Except, Garcia won’t have a spot if Cole or Strasburg are signed to the Yankees. Unless he transitions to the bullpen, Garcia would then become an incredible trade chip. His potential alone would demand a 100% ace in return, not to mention MLB-ready prospects.
My question is simple. If the Yankees sign an ace in Gerrit Gole or Stephen Strasburg, would there even be a reason to trade Deivi Garcia for yet another along with James Paxton or Masahiro Tanaka?
It’s really simple. The Yankees certainly could heavily pursue one or both of Gerrit Cole and Stephen Strasburg, but not without losing other key pitching assets. Barring trades of Happ, German, or Montgomery, the 2020 rotation is set.
If Cashman does pursue an arm in free agency, it’s probably not going to be Gerrit Cole or Stephen Strasburg. The Yankees’ days of spending big in the market are gone. The age of analytics made sure of it. Someone like a Zack Wheeler or Dallas Keuchel or Hyun-Jin Ryu is more likely.
And not for nothing, the Yankees didn’t land any of last year’s cash cows and still won 103 games. New York took the ever-dangerous Houston Astros to Game 6 of the ALCS. And this was all despite major injuries to key players.

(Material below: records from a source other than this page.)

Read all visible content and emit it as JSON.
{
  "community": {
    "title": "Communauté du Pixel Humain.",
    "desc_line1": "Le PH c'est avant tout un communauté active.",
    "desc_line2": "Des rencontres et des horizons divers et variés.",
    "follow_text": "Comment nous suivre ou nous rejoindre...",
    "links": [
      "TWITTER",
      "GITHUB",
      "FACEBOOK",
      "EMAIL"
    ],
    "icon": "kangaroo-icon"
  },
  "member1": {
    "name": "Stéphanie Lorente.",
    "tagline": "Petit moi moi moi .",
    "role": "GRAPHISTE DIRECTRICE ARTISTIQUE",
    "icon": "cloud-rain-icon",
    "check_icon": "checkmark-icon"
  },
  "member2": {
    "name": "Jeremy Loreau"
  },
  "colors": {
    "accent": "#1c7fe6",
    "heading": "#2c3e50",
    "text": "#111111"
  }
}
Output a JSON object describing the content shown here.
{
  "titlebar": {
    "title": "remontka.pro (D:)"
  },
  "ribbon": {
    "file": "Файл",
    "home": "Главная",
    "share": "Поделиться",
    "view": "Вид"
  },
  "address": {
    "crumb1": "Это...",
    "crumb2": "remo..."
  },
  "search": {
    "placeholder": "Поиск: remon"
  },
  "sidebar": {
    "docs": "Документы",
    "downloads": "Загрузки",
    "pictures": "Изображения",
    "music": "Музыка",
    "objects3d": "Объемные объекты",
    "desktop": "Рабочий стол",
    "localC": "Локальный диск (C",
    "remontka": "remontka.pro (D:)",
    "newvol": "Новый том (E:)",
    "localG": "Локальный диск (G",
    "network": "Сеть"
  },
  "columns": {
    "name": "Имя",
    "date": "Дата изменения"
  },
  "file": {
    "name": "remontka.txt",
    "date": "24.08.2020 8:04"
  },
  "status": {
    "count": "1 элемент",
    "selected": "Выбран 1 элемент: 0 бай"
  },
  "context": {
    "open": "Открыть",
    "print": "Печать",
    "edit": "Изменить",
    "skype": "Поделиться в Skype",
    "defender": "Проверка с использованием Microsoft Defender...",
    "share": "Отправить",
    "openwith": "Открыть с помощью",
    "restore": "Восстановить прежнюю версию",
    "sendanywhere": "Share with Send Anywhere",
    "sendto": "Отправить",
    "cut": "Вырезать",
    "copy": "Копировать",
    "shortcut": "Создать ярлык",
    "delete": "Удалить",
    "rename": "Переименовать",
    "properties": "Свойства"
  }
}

If the Yankees did so well without big-name free agents, then the question for 2020 is really simple.
Does a team so good really need to buy a big arm?